== Task directions ==
Print all of the data exactly, but drop the pictures.

Data records for software interfaces
****************************************
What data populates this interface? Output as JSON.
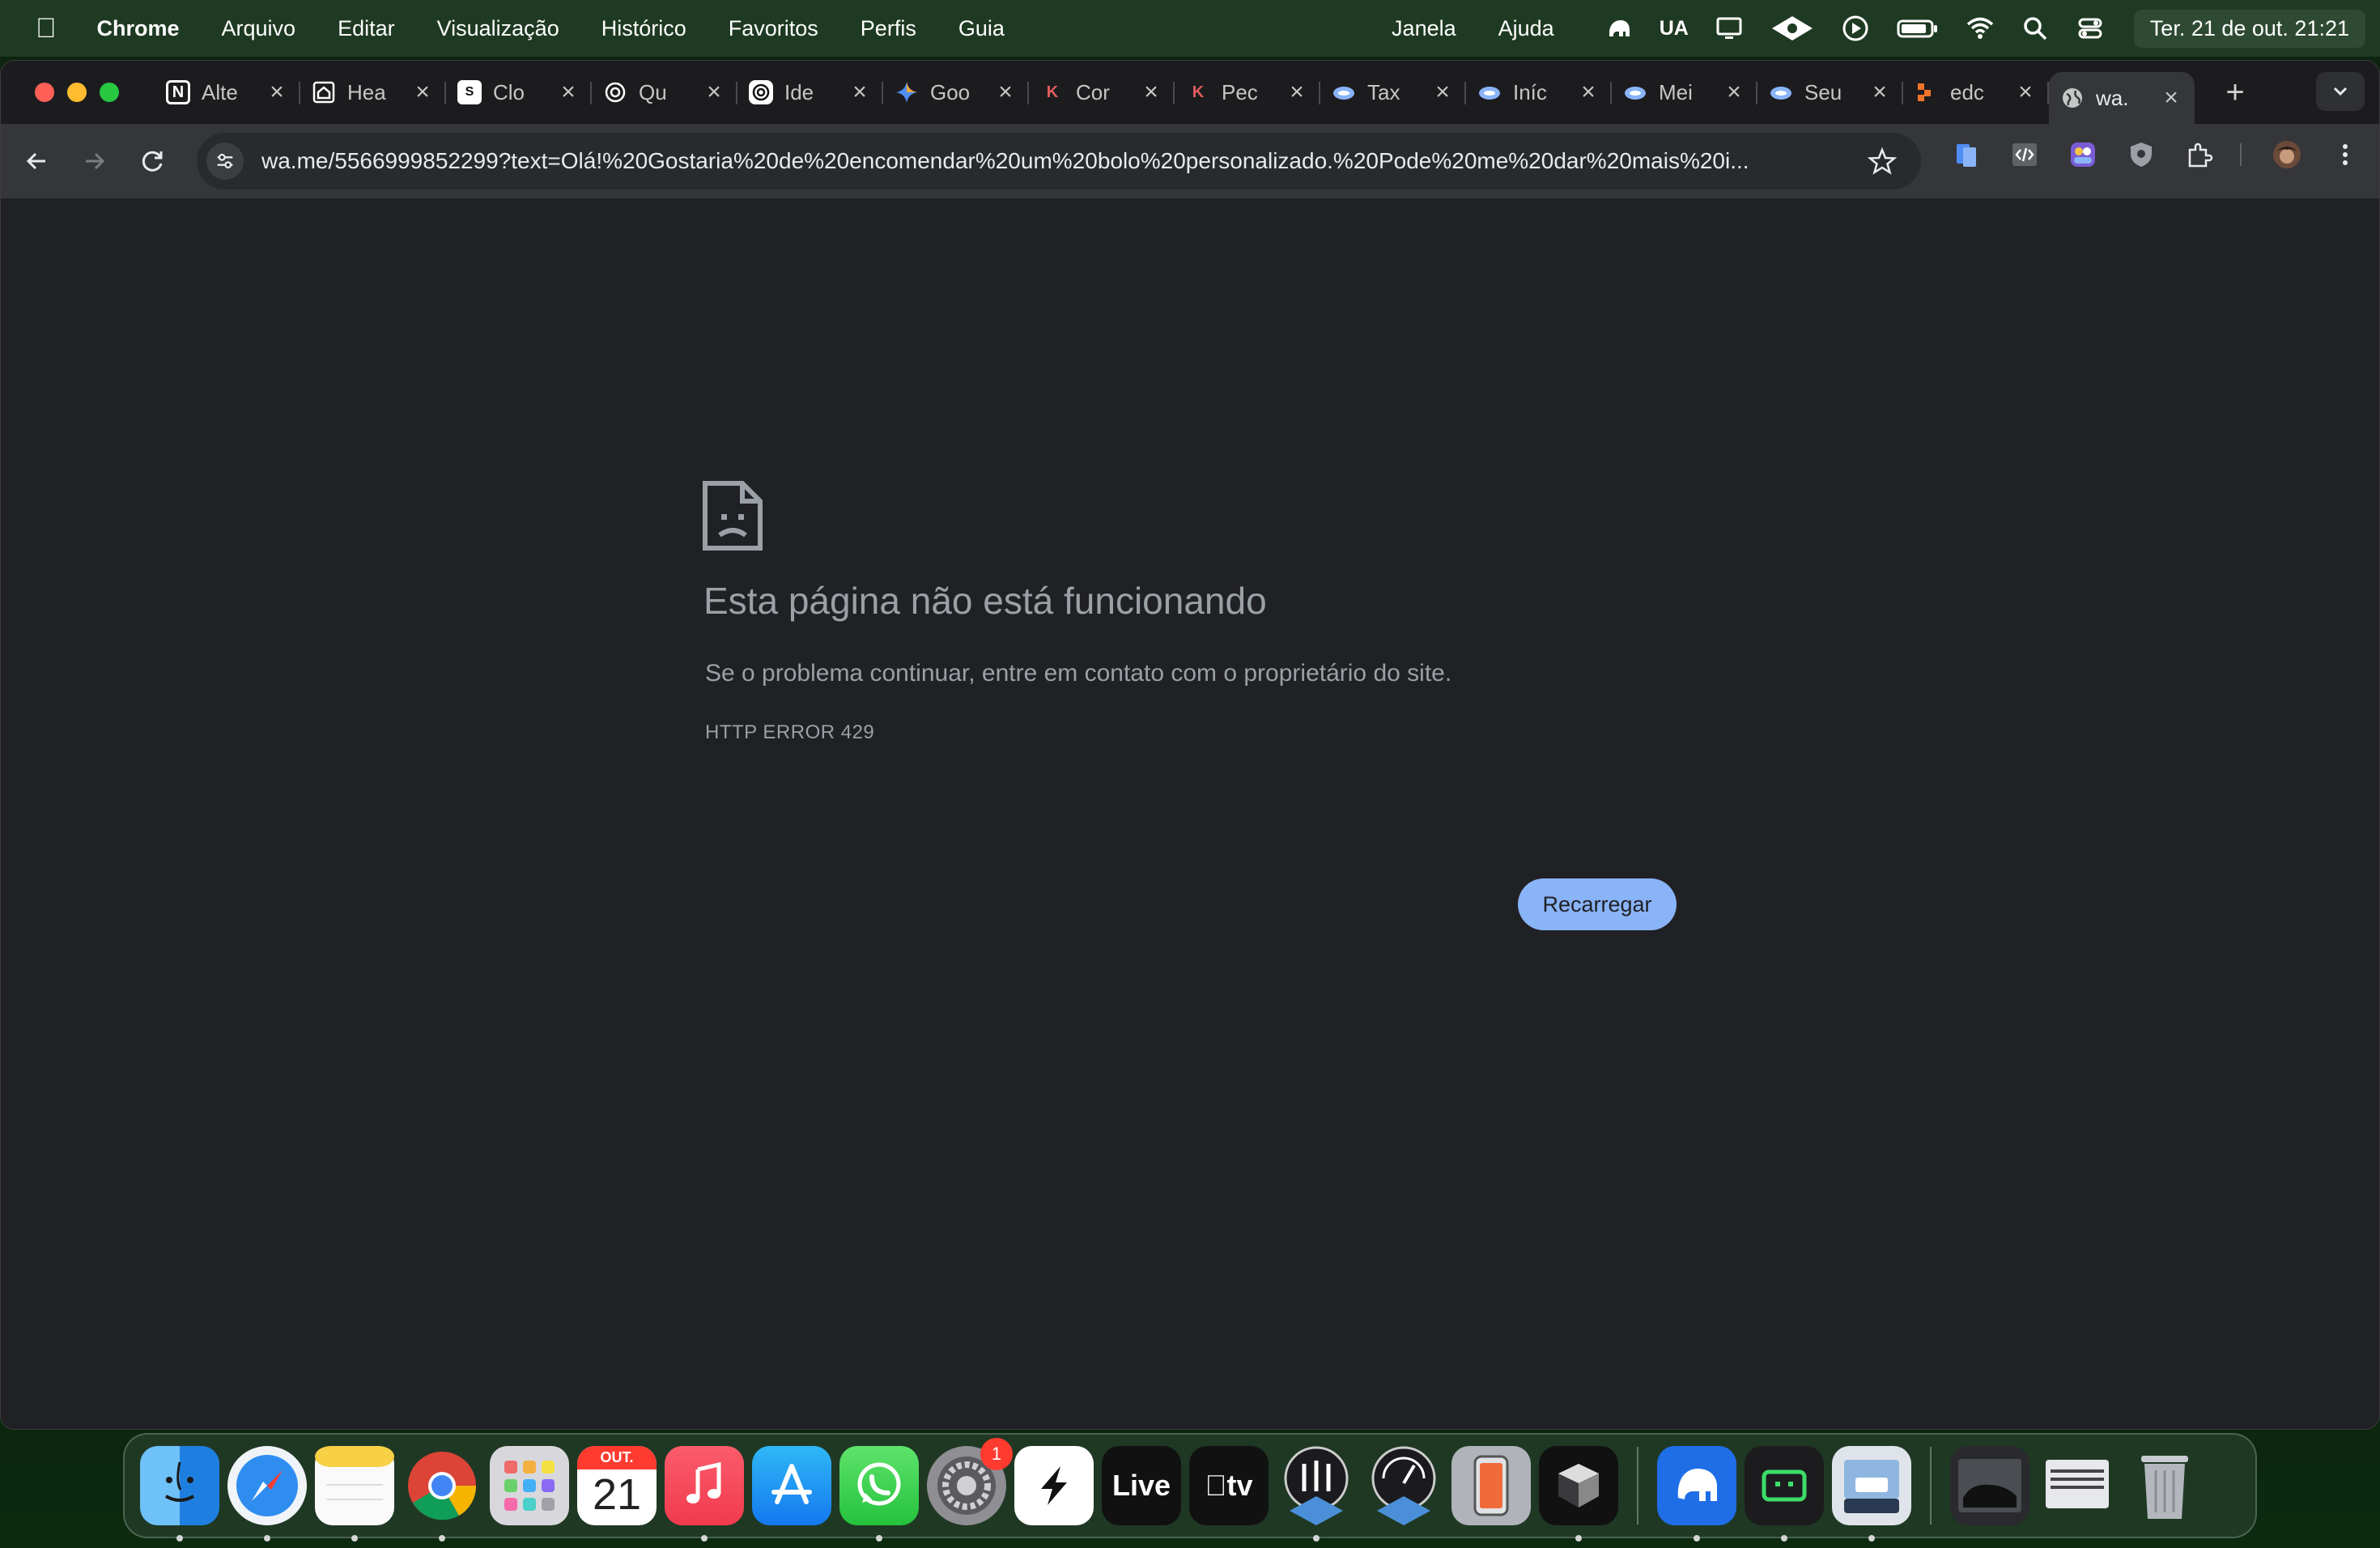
{
  "menubar": {
    "app_name": "Chrome",
    "menus": [
      "Arquivo",
      "Editar",
      "Visualização",
      "Histórico",
      "Favoritos",
      "Perfis",
      "Guia"
    ],
    "right_menus": [
      "Janela",
      "Ajuda"
    ],
    "ua_label": "UA",
    "clock": "Ter. 21 de out.  21:21"
  },
  "tabs": [
    {
      "label": "Alte",
      "icon": "notion-icon",
      "color": "#ffffff"
    },
    {
      "label": "Hea",
      "icon": "house-icon",
      "color": "#ffffff"
    },
    {
      "label": "Clo",
      "icon": "clo-icon",
      "color": "#ffffff"
    },
    {
      "label": "Qu",
      "icon": "openai-icon",
      "color": "#ffffff"
    },
    {
      "label": "Ide",
      "icon": "openai-icon",
      "color": "#ffffff"
    },
    {
      "label": "Goo",
      "icon": "gemini-icon",
      "color": "#4f8df5"
    },
    {
      "label": "Cor",
      "icon": "k-icon",
      "color": "#e35d5d"
    },
    {
      "label": "Pec",
      "icon": "k-icon",
      "color": "#e35d5d"
    },
    {
      "label": "Tax",
      "icon": "cloud-icon",
      "color": "#8ab4f8"
    },
    {
      "label": "Iníc",
      "icon": "cloud-icon",
      "color": "#8ab4f8"
    },
    {
      "label": "Mei",
      "icon": "cloud-icon",
      "color": "#8ab4f8"
    },
    {
      "label": "Seu",
      "icon": "cloud-icon",
      "color": "#8ab4f8"
    },
    {
      "label": "edc",
      "icon": "edc-icon",
      "color": "#f0742a"
    },
    {
      "label": "wa.",
      "icon": "globe-icon",
      "color": "#c4c7c5",
      "active": true
    }
  ],
  "toolbar": {
    "url": "wa.me/5566999852299?text=Olá!%20Gostaria%20de%20encomendar%20um%20bolo%20personalizado.%20Pode%20me%20dar%20mais%20i..."
  },
  "error_page": {
    "title": "Esta página não está funcionando",
    "description": "Se o problema continuar, entre em contato com o proprietário do site.",
    "code": "HTTP ERROR 429",
    "reload_label": "Recarregar"
  },
  "dock": {
    "calendar_month": "OUT.",
    "calendar_day": "21",
    "settings_badge": "1",
    "live_label": "Live",
    "tv_label": "tv"
  },
  "colors": {
    "accent": "#8ab4f8",
    "page_bg": "#202124",
    "text_muted": "#9aa0a6"
  }
}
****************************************
== Reply to the task ==
What data populates this interface? Output as JSON.
{
  "menubar": {
    "app_name": "Chrome",
    "menus": [
      "Arquivo",
      "Editar",
      "Visualização",
      "Histórico",
      "Favoritos",
      "Perfis",
      "Guia"
    ],
    "right_menus": [
      "Janela",
      "Ajuda"
    ],
    "ua_label": "UA",
    "clock": "Ter. 21 de out.  21:21"
  },
  "tabs": [
    {
      "label": "Alte",
      "icon": "notion-icon",
      "color": "#ffffff"
    },
    {
      "label": "Hea",
      "icon": "house-icon",
      "color": "#ffffff"
    },
    {
      "label": "Clo",
      "icon": "clo-icon",
      "color": "#ffffff"
    },
    {
      "label": "Qu",
      "icon": "openai-icon",
      "color": "#ffffff"
    },
    {
      "label": "Ide",
      "icon": "openai-icon",
      "color": "#ffffff"
    },
    {
      "label": "Goo",
      "icon": "gemini-icon",
      "color": "#4f8df5"
    },
    {
      "label": "Cor",
      "icon": "k-icon",
      "color": "#e35d5d"
    },
    {
      "label": "Pec",
      "icon": "k-icon",
      "color": "#e35d5d"
    },
    {
      "label": "Tax",
      "icon": "cloud-icon",
      "color": "#8ab4f8"
    },
    {
      "label": "Iníc",
      "icon": "cloud-icon",
      "color": "#8ab4f8"
    },
    {
      "label": "Mei",
      "icon": "cloud-icon",
      "color": "#8ab4f8"
    },
    {
      "label": "Seu",
      "icon": "cloud-icon",
      "color": "#8ab4f8"
    },
    {
      "label": "edc",
      "icon": "edc-icon",
      "color": "#f0742a"
    },
    {
      "label": "wa.",
      "icon": "globe-icon",
      "color": "#c4c7c5",
      "active": true
    }
  ],
  "toolbar": {
    "url": "wa.me/5566999852299?text=Olá!%20Gostaria%20de%20encomendar%20um%20bolo%20personalizado.%20Pode%20me%20dar%20mais%20i..."
  },
  "error_page": {
    "title": "Esta página não está funcionando",
    "description": "Se o problema continuar, entre em contato com o proprietário do site.",
    "code": "HTTP ERROR 429",
    "reload_label": "Recarregar"
  },
  "dock": {
    "calendar_month": "OUT.",
    "calendar_day": "21",
    "settings_badge": "1",
    "live_label": "Live",
    "tv_label": "tv"
  },
  "colors": {
    "accent": "#8ab4f8",
    "page_bg": "#202124",
    "text_muted": "#9aa0a6"
  }
}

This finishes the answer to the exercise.